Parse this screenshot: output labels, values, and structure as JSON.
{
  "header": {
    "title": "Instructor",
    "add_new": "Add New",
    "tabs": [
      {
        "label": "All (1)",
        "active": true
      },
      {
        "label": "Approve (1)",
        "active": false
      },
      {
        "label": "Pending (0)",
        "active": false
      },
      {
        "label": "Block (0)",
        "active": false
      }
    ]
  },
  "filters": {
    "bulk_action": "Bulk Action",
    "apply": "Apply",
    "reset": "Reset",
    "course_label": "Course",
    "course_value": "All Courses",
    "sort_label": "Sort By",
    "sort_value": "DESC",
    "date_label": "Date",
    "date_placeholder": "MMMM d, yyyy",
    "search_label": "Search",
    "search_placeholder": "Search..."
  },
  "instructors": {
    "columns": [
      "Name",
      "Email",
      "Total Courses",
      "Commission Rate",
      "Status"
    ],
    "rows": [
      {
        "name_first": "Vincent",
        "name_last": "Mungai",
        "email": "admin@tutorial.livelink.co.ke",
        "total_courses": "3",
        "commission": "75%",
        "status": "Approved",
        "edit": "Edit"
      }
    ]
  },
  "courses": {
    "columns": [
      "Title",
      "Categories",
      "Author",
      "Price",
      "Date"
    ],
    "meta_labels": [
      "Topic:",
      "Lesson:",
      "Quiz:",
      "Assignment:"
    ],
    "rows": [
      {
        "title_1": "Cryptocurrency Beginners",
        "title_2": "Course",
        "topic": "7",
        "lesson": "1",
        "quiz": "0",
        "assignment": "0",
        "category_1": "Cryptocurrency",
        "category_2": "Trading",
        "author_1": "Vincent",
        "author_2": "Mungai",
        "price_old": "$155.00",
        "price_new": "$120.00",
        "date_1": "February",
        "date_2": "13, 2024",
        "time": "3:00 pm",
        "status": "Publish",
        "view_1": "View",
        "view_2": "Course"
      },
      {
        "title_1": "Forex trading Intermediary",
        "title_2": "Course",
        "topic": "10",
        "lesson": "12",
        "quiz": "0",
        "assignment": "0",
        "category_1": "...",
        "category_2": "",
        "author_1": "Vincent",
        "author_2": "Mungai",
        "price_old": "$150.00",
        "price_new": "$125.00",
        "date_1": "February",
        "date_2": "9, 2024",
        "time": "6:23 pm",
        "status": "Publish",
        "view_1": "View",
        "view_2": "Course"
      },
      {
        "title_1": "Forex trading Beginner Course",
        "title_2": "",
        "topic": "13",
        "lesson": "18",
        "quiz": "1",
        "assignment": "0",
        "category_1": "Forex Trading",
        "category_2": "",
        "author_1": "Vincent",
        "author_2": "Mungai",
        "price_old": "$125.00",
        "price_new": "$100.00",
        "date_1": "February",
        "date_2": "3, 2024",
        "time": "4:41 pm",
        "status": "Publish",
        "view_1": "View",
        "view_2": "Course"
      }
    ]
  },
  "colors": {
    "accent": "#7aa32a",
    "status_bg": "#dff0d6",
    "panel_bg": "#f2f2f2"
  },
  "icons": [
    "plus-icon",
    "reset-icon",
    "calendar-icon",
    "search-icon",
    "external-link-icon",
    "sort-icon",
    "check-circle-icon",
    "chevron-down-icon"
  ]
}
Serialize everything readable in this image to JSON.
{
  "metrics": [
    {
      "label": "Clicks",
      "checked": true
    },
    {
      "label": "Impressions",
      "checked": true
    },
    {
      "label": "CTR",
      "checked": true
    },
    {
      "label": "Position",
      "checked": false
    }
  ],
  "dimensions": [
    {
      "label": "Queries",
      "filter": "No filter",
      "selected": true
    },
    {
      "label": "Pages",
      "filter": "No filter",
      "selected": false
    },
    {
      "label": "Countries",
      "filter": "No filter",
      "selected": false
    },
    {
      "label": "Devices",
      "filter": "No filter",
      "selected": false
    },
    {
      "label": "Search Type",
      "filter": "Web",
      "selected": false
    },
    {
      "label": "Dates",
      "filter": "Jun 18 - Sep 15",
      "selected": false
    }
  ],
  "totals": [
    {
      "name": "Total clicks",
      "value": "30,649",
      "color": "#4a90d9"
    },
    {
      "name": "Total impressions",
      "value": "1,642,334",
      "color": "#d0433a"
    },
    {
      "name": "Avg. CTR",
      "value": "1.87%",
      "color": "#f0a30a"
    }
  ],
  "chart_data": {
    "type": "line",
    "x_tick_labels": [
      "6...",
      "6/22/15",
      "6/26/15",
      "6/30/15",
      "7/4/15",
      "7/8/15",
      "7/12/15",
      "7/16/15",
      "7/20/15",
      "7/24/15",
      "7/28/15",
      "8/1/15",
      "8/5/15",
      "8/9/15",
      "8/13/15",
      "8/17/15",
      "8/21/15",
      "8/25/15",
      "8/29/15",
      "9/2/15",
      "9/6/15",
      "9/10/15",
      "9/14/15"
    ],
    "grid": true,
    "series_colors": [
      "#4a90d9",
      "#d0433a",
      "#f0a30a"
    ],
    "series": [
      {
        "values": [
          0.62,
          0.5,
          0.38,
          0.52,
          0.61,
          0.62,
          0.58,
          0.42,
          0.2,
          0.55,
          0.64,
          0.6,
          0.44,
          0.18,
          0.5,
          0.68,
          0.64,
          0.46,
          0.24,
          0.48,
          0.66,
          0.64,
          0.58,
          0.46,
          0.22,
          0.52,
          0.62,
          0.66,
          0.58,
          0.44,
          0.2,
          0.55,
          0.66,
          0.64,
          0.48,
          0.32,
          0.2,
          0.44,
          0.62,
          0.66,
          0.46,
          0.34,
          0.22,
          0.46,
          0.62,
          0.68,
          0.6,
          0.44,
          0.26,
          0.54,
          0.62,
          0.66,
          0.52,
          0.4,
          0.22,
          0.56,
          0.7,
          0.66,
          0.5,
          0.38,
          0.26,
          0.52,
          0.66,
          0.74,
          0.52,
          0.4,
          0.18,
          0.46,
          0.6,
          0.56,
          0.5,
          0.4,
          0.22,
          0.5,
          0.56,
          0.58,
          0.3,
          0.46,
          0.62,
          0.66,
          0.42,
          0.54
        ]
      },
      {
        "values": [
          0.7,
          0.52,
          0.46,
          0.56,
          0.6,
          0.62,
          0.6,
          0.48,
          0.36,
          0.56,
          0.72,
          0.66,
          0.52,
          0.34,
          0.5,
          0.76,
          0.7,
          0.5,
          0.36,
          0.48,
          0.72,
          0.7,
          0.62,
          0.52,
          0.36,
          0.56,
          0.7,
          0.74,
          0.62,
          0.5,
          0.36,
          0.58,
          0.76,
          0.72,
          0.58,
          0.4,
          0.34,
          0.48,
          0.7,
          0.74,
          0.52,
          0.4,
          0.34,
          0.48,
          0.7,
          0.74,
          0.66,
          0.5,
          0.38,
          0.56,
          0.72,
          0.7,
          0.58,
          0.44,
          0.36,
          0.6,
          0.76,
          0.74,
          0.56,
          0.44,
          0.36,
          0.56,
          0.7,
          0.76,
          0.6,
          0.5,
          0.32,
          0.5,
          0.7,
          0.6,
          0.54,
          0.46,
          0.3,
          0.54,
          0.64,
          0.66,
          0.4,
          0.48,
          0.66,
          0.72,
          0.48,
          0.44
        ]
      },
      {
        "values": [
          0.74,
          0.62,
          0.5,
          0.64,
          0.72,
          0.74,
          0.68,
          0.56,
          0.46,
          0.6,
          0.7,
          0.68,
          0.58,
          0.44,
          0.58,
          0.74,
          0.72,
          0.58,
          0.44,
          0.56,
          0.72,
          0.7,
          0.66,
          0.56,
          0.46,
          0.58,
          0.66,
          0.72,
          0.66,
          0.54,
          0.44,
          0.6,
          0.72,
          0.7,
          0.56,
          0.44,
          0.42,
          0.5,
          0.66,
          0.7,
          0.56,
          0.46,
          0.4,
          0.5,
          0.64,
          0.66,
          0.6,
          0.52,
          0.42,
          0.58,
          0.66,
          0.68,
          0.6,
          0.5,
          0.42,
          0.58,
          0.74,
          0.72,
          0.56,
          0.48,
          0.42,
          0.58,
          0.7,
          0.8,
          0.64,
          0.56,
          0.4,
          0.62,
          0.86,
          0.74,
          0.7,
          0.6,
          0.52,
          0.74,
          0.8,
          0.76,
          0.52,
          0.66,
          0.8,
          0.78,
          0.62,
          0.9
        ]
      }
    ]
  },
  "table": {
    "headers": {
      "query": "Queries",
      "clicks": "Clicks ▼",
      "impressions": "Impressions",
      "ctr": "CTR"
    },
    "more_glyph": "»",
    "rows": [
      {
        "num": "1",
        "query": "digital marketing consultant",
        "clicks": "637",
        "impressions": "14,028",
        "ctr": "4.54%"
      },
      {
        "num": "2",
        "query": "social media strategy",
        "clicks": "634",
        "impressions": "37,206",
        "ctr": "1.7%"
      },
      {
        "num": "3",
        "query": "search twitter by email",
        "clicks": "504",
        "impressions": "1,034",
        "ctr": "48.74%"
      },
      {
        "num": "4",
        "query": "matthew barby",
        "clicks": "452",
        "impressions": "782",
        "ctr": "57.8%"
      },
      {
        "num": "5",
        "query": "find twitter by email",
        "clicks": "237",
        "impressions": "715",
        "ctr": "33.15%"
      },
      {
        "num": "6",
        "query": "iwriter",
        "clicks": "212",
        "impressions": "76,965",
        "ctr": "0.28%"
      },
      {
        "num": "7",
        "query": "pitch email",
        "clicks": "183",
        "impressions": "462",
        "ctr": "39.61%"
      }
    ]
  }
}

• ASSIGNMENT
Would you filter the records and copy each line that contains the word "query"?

• YOUR RESPONSE
      "query": "Queries",
        "query": "digital marketing consultant",
        "query": "social media strategy",
        "query": "search twitter by email",
        "query": "matthew barby",
        "query": "find twitter by email",
        "query": "iwriter",
        "query": "pitch email",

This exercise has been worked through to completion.